START Provided entries
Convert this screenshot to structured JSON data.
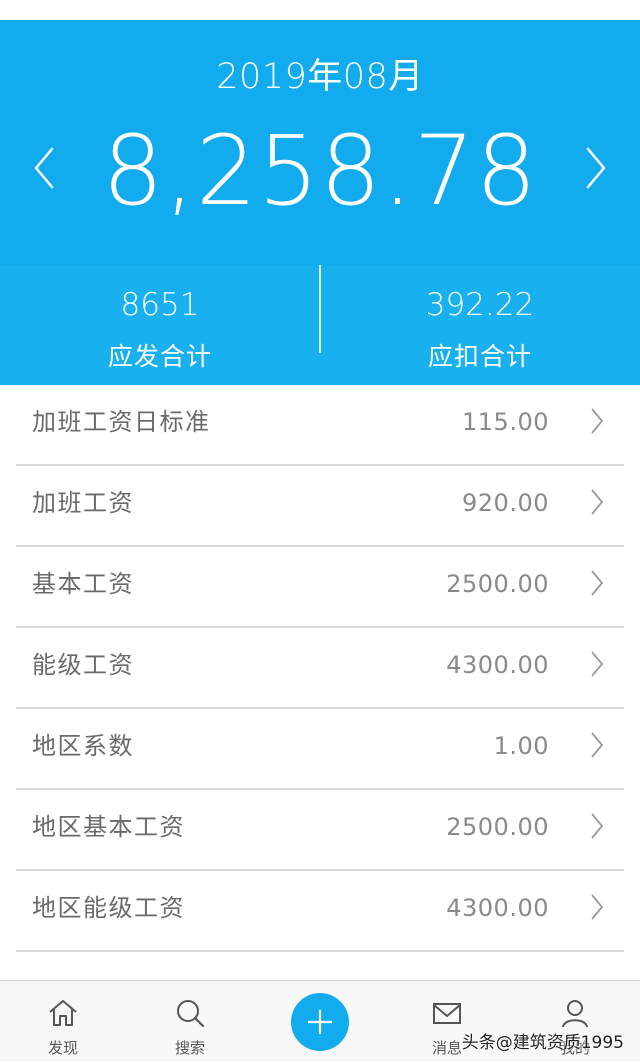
{
  "header": {
    "month": "2019年08月",
    "net_amount": "8,258.78",
    "prev_icon": "chevron-left-icon",
    "next_icon": "chevron-right-icon"
  },
  "summary": {
    "gross_total": "8651",
    "gross_label": "应发合计",
    "deduction_total": "392.22",
    "deduction_label": "应扣合计"
  },
  "items": [
    {
      "label": "加班工资日标准",
      "value": "115.00"
    },
    {
      "label": "加班工资",
      "value": "920.00"
    },
    {
      "label": "基本工资",
      "value": "2500.00"
    },
    {
      "label": "能级工资",
      "value": "4300.00"
    },
    {
      "label": "地区系数",
      "value": "1.00"
    },
    {
      "label": "地区基本工资",
      "value": "2500.00"
    },
    {
      "label": "地区能级工资",
      "value": "4300.00"
    }
  ],
  "tabbar": {
    "home_label": "发现",
    "search_label": "搜索",
    "messages_label": "消息",
    "me_label": "我的"
  },
  "watermark": "头条@建筑资质1995",
  "colors": {
    "accent": "#12acee",
    "header_bg": "#12acee",
    "summary_bg": "#19b0ef",
    "label_text": "#6a6a6a",
    "value_text": "#8a8a8a"
  }
}
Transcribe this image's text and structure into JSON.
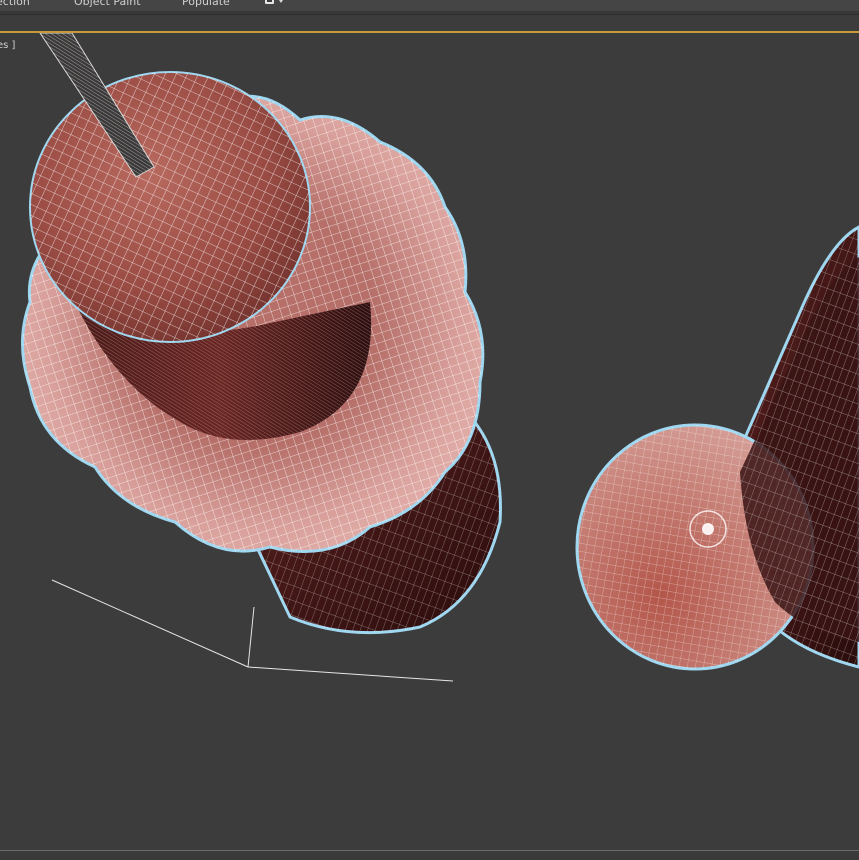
{
  "ribbon": {
    "tabs": [
      {
        "label": "ection"
      },
      {
        "label": "Object Paint"
      },
      {
        "label": "Populate"
      }
    ],
    "icon": "display-options-icon"
  },
  "viewport": {
    "label": "es ]",
    "view": "perspective",
    "shading": "default shading + edged faces",
    "active_border_color": "#c69a3a",
    "background_color": "#3c3c3c",
    "wire_color": "#ffffff",
    "selection_outline_color": "#9fd7f0",
    "material_colors": [
      "#a9554c",
      "#3a1515",
      "#d9a09b"
    ]
  }
}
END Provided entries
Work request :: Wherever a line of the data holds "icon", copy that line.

Solution for this task ::
    "prev_icon": "chevron-left-icon",
    "next_icon": "chevron-right-icon"
    "icon": "display-options-icon"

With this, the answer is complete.